A DRUG hailed as a breakthrough in extending the lives of men with late-stage prostate cancer is too expensive for use on the NHS, a watchdog said today.
Leading cancer experts said the decision over abiraterone (also called Zytiga) was a “huge blow” to patients with very few treatment options left.
Cancer Research UK said the draft decision by the National Institute for Health and Clinical Excellence (Nice) – which is still open to consultation – made “no sense”.
Abiraterone was developed by scientists at the Institute of Cancer Research (ICR) and the Royal Marsden in London after the discovery that some prostate cancers can produce their own testosterone. It works by blocking production of male hormones.
One trial of 1,200 patients showed men survived an average of four months longer and suffered far less pain with the drug, which it is claimed has changed the way scientists think about the disease.
But Nice has ruled that although the drug is effective, it is not good value for money for the NHS at the price set by the manufacturer Janssen.

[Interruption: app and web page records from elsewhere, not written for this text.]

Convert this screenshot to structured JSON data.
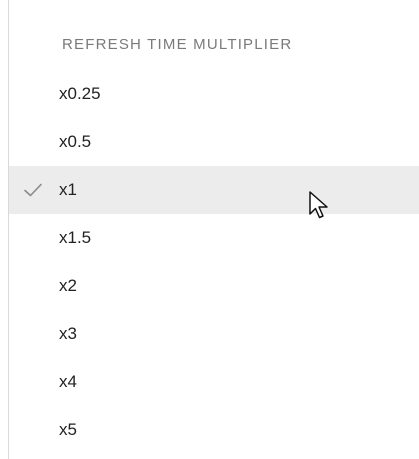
{
  "menu": {
    "header": "REFRESH TIME MULTIPLIER",
    "items": [
      {
        "label": "x0.25",
        "selected": false
      },
      {
        "label": "x0.5",
        "selected": false
      },
      {
        "label": "x1",
        "selected": true
      },
      {
        "label": "x1.5",
        "selected": false
      },
      {
        "label": "x2",
        "selected": false
      },
      {
        "label": "x3",
        "selected": false
      },
      {
        "label": "x4",
        "selected": false
      },
      {
        "label": "x5",
        "selected": false
      }
    ],
    "selected_icon": "checkmark-icon"
  },
  "cursor_icon": "mouse-pointer-icon",
  "colors": {
    "header_text": "#7a7a7a",
    "item_text": "#222222",
    "selected_bg": "#ececec",
    "checkmark": "#8a8a8a",
    "border": "#d9d9d9"
  }
}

Owen Sharp, chief executive of the Prostate Cancer Charity, said: “This draft decision is a bitter blow to thousands of men and their families – and must be overturned.
“The drug is one of the biggest breakthroughs in the treatment of the disease for many years and it will be devastating if this drug remains out of their reach when they need it the most.”
Prof Peter Johnson, Cancer Research UK’s chief clinician, said patients had been accessing abiraterone through the Cancer Drugs Fund set up by the Government to pay for treatments not approved by Nice.
“This decision makes no sense,” he said. “Since it became available in the UK, abiraterone has been one of the most requested treatments from the Cancer Drugs Fund.
“We need to find a way for it to be routinely available through the NHS. At the moment it is too expensive and Nice must find a better way to ensure drugs that are already working for patients get approved.”
The charity’s chief executive Harpal Kumar said: “We’re hugely frustrated that Nice felt the drug wasn’t good value for money. Generous public donations to Cancer Research UK and other organisations paid for the initial development of the drug and we feel extremely let down that the drug’s manufacturer couldn’t offer Nice a price they could agree on.
“Nice should take another look at the way they have reviewed the cost effectiveness of abiraterone. We hope this, and a revised offer from the manufacturer, will result in the drug being available to patients who desperately need it.”
An ICR spokeswoman it had developed four new drugs for men with advanced prostate cancer in recent years but none was routinely available on the NHS.
“With the real progress we are making towards personalised cancer medicine, it may be now time for a wider conversation about how we can make sure the right drugs are available for the right patients.”
Sir Andrew Dillon, chief executive of Nice, said one of the key benefits of abiraterone is that it can be taken orally at home.
“However, it is an expensive drug and the independent advisory committee that made this decision did not feel the drug provided enough benefit to patients to justify the price the NHS is being asked to pay, even with the discount that the manufacturer has offered,” he said.
Each year around 37,000 men in the UK are diagnosed with prostate cancer and 10,000 die from the disease.